------ Input data ------

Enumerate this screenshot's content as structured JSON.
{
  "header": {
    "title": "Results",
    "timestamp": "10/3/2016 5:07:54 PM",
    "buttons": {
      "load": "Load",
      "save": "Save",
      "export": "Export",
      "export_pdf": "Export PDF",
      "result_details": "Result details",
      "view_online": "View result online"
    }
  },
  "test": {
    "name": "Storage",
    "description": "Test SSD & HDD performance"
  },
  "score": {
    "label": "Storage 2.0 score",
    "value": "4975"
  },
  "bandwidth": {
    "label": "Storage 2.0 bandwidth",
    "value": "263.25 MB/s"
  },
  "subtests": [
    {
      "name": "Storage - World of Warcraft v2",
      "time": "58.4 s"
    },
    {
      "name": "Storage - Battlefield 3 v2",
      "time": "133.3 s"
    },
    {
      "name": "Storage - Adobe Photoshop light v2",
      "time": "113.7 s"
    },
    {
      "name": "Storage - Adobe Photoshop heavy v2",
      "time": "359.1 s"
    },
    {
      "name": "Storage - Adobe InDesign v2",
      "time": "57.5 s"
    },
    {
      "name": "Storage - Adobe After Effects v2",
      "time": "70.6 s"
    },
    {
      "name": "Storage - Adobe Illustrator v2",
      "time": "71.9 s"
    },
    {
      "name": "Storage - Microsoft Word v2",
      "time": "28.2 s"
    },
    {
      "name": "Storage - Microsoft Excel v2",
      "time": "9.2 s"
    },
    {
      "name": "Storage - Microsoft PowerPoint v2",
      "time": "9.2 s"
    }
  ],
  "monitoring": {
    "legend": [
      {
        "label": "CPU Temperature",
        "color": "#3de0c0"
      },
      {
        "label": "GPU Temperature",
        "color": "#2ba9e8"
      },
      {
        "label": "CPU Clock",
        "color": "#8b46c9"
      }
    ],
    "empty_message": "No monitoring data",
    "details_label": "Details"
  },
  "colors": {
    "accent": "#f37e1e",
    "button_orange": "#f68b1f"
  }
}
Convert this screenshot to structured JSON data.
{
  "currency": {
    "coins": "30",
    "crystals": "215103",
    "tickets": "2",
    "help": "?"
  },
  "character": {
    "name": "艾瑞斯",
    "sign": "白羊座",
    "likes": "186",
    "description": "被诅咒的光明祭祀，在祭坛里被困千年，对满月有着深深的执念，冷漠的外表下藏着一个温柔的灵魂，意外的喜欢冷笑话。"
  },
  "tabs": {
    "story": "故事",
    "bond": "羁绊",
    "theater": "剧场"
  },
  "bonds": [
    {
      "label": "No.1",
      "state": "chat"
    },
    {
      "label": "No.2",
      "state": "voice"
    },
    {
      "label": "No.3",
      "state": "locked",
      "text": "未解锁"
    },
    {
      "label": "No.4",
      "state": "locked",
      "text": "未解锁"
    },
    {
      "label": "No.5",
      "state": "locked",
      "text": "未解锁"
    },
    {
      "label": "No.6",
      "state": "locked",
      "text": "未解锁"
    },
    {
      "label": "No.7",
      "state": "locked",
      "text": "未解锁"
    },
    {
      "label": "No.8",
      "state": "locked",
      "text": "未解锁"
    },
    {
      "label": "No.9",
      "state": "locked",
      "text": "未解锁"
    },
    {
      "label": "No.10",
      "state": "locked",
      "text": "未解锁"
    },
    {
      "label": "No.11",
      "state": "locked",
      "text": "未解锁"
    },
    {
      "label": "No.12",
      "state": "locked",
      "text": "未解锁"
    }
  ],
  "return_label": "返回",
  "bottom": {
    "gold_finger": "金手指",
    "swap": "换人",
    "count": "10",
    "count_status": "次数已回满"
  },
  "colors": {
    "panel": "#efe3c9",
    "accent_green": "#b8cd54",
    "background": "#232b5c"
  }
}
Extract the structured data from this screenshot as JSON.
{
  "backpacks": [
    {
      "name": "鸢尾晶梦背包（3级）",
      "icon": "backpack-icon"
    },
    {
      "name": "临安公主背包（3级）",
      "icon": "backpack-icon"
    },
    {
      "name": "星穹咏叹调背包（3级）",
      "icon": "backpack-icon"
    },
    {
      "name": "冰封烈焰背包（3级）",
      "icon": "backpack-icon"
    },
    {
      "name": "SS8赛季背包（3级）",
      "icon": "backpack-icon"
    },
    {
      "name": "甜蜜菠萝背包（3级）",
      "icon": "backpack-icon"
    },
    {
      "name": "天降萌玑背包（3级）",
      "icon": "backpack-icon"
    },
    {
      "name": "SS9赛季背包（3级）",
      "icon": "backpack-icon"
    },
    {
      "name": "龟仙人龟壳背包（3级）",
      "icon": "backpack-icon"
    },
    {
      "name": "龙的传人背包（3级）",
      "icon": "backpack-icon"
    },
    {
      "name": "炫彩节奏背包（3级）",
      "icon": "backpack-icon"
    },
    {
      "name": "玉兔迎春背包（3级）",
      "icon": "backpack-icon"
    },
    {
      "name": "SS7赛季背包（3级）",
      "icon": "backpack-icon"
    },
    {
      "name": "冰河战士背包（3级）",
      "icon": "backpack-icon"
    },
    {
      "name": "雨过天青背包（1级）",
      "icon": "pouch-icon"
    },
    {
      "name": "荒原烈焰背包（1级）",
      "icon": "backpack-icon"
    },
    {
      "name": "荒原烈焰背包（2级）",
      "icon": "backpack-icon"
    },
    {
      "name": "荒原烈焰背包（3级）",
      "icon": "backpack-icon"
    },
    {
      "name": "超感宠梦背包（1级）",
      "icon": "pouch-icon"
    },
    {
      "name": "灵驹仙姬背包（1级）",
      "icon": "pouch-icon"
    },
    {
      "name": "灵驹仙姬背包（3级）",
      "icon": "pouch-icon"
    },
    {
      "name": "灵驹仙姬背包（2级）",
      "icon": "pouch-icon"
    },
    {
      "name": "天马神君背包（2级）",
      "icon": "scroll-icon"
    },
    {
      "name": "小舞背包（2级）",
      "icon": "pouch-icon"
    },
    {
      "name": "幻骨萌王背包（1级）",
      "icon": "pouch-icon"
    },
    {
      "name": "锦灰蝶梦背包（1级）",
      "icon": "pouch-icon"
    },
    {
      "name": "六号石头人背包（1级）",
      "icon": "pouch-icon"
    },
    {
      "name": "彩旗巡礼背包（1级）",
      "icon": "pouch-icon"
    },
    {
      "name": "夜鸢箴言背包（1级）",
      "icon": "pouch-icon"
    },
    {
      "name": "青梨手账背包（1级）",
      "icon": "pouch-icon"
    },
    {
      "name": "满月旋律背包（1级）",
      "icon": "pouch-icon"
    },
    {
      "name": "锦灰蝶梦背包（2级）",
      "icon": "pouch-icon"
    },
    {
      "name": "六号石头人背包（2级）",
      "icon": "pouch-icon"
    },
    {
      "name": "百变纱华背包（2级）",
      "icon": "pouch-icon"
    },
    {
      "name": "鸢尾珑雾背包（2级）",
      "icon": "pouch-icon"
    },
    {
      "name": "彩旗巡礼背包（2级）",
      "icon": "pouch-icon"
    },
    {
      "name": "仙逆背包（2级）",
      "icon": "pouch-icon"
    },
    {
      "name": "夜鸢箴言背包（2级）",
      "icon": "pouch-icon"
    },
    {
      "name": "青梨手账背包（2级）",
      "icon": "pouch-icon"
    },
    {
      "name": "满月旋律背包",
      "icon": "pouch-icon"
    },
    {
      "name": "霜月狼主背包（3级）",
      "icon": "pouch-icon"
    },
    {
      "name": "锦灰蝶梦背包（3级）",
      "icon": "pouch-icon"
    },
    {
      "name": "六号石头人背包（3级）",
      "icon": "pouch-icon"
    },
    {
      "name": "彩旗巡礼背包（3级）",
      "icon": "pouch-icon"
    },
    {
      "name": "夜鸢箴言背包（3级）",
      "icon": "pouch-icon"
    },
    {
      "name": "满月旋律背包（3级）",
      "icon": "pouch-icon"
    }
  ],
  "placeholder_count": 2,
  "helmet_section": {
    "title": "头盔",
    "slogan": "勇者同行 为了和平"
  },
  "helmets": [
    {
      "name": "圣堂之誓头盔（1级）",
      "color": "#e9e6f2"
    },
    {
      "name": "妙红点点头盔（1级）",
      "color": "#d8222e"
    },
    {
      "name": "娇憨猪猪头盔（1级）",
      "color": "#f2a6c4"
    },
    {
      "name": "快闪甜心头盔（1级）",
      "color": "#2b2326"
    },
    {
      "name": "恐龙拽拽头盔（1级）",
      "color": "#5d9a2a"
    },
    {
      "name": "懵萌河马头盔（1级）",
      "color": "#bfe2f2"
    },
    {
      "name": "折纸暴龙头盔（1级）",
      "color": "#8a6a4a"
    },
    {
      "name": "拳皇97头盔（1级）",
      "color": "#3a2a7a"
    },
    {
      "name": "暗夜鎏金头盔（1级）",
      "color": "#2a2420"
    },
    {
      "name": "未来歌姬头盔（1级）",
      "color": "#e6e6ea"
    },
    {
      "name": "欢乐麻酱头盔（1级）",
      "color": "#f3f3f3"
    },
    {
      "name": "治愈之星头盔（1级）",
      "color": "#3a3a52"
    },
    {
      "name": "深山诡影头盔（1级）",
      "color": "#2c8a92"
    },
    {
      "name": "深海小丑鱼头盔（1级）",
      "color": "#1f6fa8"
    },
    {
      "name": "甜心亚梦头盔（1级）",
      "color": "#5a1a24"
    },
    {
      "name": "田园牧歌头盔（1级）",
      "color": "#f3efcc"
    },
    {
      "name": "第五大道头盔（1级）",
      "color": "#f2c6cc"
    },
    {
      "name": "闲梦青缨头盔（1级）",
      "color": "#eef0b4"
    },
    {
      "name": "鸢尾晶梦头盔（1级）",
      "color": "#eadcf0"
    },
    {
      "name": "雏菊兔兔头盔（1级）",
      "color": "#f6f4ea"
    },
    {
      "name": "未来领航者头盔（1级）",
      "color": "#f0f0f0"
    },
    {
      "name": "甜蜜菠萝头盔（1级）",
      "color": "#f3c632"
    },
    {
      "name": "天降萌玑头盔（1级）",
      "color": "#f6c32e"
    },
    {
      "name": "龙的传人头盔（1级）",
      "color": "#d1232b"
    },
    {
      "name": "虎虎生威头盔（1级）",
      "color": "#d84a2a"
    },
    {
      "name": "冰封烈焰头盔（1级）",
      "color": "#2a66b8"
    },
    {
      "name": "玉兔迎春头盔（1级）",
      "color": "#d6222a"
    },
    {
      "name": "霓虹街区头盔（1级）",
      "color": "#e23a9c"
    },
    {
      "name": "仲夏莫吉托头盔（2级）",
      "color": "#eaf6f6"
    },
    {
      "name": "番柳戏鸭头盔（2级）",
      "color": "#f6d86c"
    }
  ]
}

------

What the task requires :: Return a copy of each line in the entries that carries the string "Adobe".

Output below ::
      "name": "Storage - Adobe Photoshop light v2",
      "name": "Storage - Adobe Photoshop heavy v2",
      "name": "Storage - Adobe InDesign v2",
      "name": "Storage - Adobe After Effects v2",
      "name": "Storage - Adobe Illustrator v2",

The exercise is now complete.